EXERCISE INPUTS
▬▬▬▬▬▬

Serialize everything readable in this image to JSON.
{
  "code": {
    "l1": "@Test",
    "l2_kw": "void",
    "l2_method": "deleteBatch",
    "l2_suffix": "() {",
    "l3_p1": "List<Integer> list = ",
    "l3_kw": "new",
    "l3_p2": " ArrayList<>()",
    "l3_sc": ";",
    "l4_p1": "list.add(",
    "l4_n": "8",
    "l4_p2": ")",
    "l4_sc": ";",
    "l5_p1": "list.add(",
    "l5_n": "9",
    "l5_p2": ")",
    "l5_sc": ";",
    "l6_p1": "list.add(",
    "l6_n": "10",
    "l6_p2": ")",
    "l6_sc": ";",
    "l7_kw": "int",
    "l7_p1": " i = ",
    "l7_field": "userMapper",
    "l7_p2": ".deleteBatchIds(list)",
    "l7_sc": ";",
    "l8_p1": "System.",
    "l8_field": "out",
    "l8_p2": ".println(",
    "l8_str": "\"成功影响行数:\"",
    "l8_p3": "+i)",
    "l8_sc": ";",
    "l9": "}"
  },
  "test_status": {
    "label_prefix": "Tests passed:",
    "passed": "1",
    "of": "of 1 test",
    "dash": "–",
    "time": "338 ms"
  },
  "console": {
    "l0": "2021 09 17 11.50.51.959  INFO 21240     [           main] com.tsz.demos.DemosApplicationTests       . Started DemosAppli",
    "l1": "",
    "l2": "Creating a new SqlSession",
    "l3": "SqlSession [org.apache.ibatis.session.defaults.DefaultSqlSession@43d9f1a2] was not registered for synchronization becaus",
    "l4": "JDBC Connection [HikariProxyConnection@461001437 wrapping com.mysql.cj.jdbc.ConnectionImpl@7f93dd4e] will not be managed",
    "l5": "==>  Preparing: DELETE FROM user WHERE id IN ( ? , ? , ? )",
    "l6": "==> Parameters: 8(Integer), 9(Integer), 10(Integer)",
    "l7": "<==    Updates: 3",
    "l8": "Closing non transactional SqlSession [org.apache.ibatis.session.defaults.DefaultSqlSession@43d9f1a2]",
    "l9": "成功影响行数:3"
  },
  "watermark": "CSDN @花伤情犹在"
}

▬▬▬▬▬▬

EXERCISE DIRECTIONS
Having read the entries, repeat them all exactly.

EXPECTED OUTPUT
Serialize everything readable in this image to JSON.
{
  "code": {
    "l1": "@Test",
    "l2_kw": "void",
    "l2_method": "deleteBatch",
    "l2_suffix": "() {",
    "l3_p1": "List<Integer> list = ",
    "l3_kw": "new",
    "l3_p2": " ArrayList<>()",
    "l3_sc": ";",
    "l4_p1": "list.add(",
    "l4_n": "8",
    "l4_p2": ")",
    "l4_sc": ";",
    "l5_p1": "list.add(",
    "l5_n": "9",
    "l5_p2": ")",
    "l5_sc": ";",
    "l6_p1": "list.add(",
    "l6_n": "10",
    "l6_p2": ")",
    "l6_sc": ";",
    "l7_kw": "int",
    "l7_p1": " i = ",
    "l7_field": "userMapper",
    "l7_p2": ".deleteBatchIds(list)",
    "l7_sc": ";",
    "l8_p1": "System.",
    "l8_field": "out",
    "l8_p2": ".println(",
    "l8_str": "\"成功影响行数:\"",
    "l8_p3": "+i)",
    "l8_sc": ";",
    "l9": "}"
  },
  "test_status": {
    "label_prefix": "Tests passed:",
    "passed": "1",
    "of": "of 1 test",
    "dash": "–",
    "time": "338 ms"
  },
  "console": {
    "l0": "2021 09 17 11.50.51.959  INFO 21240     [           main] com.tsz.demos.DemosApplicationTests       . Started DemosAppli",
    "l1": "",
    "l2": "Creating a new SqlSession",
    "l3": "SqlSession [org.apache.ibatis.session.defaults.DefaultSqlSession@43d9f1a2] was not registered for synchronization becaus",
    "l4": "JDBC Connection [HikariProxyConnection@461001437 wrapping com.mysql.cj.jdbc.ConnectionImpl@7f93dd4e] will not be managed",
    "l5": "==>  Preparing: DELETE FROM user WHERE id IN ( ? , ? , ? )",
    "l6": "==> Parameters: 8(Integer), 9(Integer), 10(Integer)",
    "l7": "<==    Updates: 3",
    "l8": "Closing non transactional SqlSession [org.apache.ibatis.session.defaults.DefaultSqlSession@43d9f1a2]",
    "l9": "成功影响行数:3"
  },
  "watermark": "CSDN @花伤情犹在"
}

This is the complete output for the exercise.